:: Data for this task ::
[Start of section]

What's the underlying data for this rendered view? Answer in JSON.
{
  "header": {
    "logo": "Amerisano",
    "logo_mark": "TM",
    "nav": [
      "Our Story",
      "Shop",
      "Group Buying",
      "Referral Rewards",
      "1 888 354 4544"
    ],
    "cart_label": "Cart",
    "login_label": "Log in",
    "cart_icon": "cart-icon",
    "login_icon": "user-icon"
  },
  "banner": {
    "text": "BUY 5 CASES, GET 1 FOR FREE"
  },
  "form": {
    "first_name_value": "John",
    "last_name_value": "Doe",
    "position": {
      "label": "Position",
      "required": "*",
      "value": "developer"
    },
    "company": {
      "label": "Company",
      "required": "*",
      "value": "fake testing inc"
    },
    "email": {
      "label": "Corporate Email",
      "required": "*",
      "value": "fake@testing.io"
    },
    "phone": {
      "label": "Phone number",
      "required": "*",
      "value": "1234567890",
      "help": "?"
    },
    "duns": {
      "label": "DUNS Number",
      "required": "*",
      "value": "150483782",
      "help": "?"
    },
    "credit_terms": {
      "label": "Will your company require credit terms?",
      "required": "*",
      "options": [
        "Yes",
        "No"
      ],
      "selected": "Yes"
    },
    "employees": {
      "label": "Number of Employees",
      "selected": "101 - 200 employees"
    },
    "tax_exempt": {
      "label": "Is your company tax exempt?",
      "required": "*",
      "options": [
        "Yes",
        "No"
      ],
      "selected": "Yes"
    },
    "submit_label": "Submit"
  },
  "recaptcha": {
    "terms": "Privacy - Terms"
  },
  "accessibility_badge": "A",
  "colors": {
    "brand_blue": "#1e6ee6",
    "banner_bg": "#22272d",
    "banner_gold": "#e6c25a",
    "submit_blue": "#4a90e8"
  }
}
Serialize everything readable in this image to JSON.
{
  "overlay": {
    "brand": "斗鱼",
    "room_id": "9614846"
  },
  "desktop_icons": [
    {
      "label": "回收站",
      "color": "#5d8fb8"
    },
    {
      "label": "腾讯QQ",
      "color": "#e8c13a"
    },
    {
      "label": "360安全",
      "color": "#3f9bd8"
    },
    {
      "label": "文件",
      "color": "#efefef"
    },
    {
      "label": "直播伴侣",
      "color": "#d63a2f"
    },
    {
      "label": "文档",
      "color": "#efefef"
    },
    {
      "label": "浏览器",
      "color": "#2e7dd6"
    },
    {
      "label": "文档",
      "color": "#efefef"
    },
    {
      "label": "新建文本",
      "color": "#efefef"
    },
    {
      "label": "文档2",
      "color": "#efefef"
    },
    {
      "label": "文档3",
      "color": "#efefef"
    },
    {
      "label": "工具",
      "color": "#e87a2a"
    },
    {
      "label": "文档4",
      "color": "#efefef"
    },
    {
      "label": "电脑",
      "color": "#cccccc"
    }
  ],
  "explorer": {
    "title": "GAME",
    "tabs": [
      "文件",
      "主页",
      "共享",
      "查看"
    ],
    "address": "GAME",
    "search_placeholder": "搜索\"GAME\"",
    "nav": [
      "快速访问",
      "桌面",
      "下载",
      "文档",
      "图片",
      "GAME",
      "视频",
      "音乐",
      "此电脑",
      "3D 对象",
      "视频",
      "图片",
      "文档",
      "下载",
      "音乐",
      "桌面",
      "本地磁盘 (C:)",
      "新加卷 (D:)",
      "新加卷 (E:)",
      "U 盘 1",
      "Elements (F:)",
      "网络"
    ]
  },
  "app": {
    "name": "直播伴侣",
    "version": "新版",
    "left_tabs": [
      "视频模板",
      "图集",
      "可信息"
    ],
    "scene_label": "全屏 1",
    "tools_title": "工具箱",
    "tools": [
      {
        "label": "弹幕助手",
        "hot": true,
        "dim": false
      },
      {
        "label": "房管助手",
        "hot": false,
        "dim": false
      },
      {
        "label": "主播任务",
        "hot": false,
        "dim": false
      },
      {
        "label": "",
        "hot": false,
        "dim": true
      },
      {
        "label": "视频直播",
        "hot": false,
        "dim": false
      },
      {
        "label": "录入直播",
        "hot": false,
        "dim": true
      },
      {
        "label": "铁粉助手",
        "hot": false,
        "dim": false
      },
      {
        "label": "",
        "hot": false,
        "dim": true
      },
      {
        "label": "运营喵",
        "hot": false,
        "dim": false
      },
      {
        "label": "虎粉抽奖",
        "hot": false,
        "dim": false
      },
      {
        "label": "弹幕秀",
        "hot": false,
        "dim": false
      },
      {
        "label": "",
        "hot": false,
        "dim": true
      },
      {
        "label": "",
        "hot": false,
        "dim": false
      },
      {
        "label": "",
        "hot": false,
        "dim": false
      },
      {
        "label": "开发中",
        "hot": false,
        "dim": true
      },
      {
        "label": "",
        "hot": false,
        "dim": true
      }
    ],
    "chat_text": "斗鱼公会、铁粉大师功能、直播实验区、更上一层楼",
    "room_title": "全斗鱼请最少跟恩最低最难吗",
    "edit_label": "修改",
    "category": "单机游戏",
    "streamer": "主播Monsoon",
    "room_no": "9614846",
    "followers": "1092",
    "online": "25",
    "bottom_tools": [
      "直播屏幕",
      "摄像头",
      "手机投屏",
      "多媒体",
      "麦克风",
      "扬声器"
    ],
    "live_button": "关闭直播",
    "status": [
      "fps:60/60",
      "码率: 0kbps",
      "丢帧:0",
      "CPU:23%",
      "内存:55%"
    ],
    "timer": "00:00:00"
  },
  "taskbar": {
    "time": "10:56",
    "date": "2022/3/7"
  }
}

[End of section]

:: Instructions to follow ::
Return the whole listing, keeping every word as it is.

:: Response ::
What's the underlying data for this rendered view? Answer in JSON.
{
  "header": {
    "logo": "Amerisano",
    "logo_mark": "TM",
    "nav": [
      "Our Story",
      "Shop",
      "Group Buying",
      "Referral Rewards",
      "1 888 354 4544"
    ],
    "cart_label": "Cart",
    "login_label": "Log in",
    "cart_icon": "cart-icon",
    "login_icon": "user-icon"
  },
  "banner": {
    "text": "BUY 5 CASES, GET 1 FOR FREE"
  },
  "form": {
    "first_name_value": "John",
    "last_name_value": "Doe",
    "position": {
      "label": "Position",
      "required": "*",
      "value": "developer"
    },
    "company": {
      "label": "Company",
      "required": "*",
      "value": "fake testing inc"
    },
    "email": {
      "label": "Corporate Email",
      "required": "*",
      "value": "fake@testing.io"
    },
    "phone": {
      "label": "Phone number",
      "required": "*",
      "value": "1234567890",
      "help": "?"
    },
    "duns": {
      "label": "DUNS Number",
      "required": "*",
      "value": "150483782",
      "help": "?"
    },
    "credit_terms": {
      "label": "Will your company require credit terms?",
      "required": "*",
      "options": [
        "Yes",
        "No"
      ],
      "selected": "Yes"
    },
    "employees": {
      "label": "Number of Employees",
      "selected": "101 - 200 employees"
    },
    "tax_exempt": {
      "label": "Is your company tax exempt?",
      "required": "*",
      "options": [
        "Yes",
        "No"
      ],
      "selected": "Yes"
    },
    "submit_label": "Submit"
  },
  "recaptcha": {
    "terms": "Privacy - Terms"
  },
  "accessibility_badge": "A",
  "colors": {
    "brand_blue": "#1e6ee6",
    "banner_bg": "#22272d",
    "banner_gold": "#e6c25a",
    "submit_blue": "#4a90e8"
  }
}
Serialize everything readable in this image to JSON.
{
  "overlay": {
    "brand": "斗鱼",
    "room_id": "9614846"
  },
  "desktop_icons": [
    {
      "label": "回收站",
      "color": "#5d8fb8"
    },
    {
      "label": "腾讯QQ",
      "color": "#e8c13a"
    },
    {
      "label": "360安全",
      "color": "#3f9bd8"
    },
    {
      "label": "文件",
      "color": "#efefef"
    },
    {
      "label": "直播伴侣",
      "color": "#d63a2f"
    },
    {
      "label": "文档",
      "color": "#efefef"
    },
    {
      "label": "浏览器",
      "color": "#2e7dd6"
    },
    {
      "label": "文档",
      "color": "#efefef"
    },
    {
      "label": "新建文本",
      "color": "#efefef"
    },
    {
      "label": "文档2",
      "color": "#efefef"
    },
    {
      "label": "文档3",
      "color": "#efefef"
    },
    {
      "label": "工具",
      "color": "#e87a2a"
    },
    {
      "label": "文档4",
      "color": "#efefef"
    },
    {
      "label": "电脑",
      "color": "#cccccc"
    }
  ],
  "explorer": {
    "title": "GAME",
    "tabs": [
      "文件",
      "主页",
      "共享",
      "查看"
    ],
    "address": "GAME",
    "search_placeholder": "搜索\"GAME\"",
    "nav": [
      "快速访问",
      "桌面",
      "下载",
      "文档",
      "图片",
      "GAME",
      "视频",
      "音乐",
      "此电脑",
      "3D 对象",
      "视频",
      "图片",
      "文档",
      "下载",
      "音乐",
      "桌面",
      "本地磁盘 (C:)",
      "新加卷 (D:)",
      "新加卷 (E:)",
      "U 盘 1",
      "Elements (F:)",
      "网络"
    ]
  },
  "app": {
    "name": "直播伴侣",
    "version": "新版",
    "left_tabs": [
      "视频模板",
      "图集",
      "可信息"
    ],
    "scene_label": "全屏 1",
    "tools_title": "工具箱",
    "tools": [
      {
        "label": "弹幕助手",
        "hot": true,
        "dim": false
      },
      {
        "label": "房管助手",
        "hot": false,
        "dim": false
      },
      {
        "label": "主播任务",
        "hot": false,
        "dim": false
      },
      {
        "label": "",
        "hot": false,
        "dim": true
      },
      {
        "label": "视频直播",
        "hot": false,
        "dim": false
      },
      {
        "label": "录入直播",
        "hot": false,
        "dim": true
      },
      {
        "label": "铁粉助手",
        "hot": false,
        "dim": false
      },
      {
        "label": "",
        "hot": false,
        "dim": true
      },
      {
        "label": "运营喵",
        "hot": false,
        "dim": false
      },
      {
        "label": "虎粉抽奖",
        "hot": false,
        "dim": false
      },
      {
        "label": "弹幕秀",
        "hot": false,
        "dim": false
      },
      {
        "label": "",
        "hot": false,
        "dim": true
      },
      {
        "label": "",
        "hot": false,
        "dim": false
      },
      {
        "label": "",
        "hot": false,
        "dim": false
      },
      {
        "label": "开发中",
        "hot": false,
        "dim": true
      },
      {
        "label": "",
        "hot": false,
        "dim": true
      }
    ],
    "chat_text": "斗鱼公会、铁粉大师功能、直播实验区、更上一层楼",
    "room_title": "全斗鱼请最少跟恩最低最难吗",
    "edit_label": "修改",
    "category": "单机游戏",
    "streamer": "主播Monsoon",
    "room_no": "9614846",
    "followers": "1092",
    "online": "25",
    "bottom_tools": [
      "直播屏幕",
      "摄像头",
      "手机投屏",
      "多媒体",
      "麦克风",
      "扬声器"
    ],
    "live_button": "关闭直播",
    "status": [
      "fps:60/60",
      "码率: 0kbps",
      "丢帧:0",
      "CPU:23%",
      "内存:55%"
    ],
    "timer": "00:00:00"
  },
  "taskbar": {
    "time": "10:56",
    "date": "2022/3/7"
  }
}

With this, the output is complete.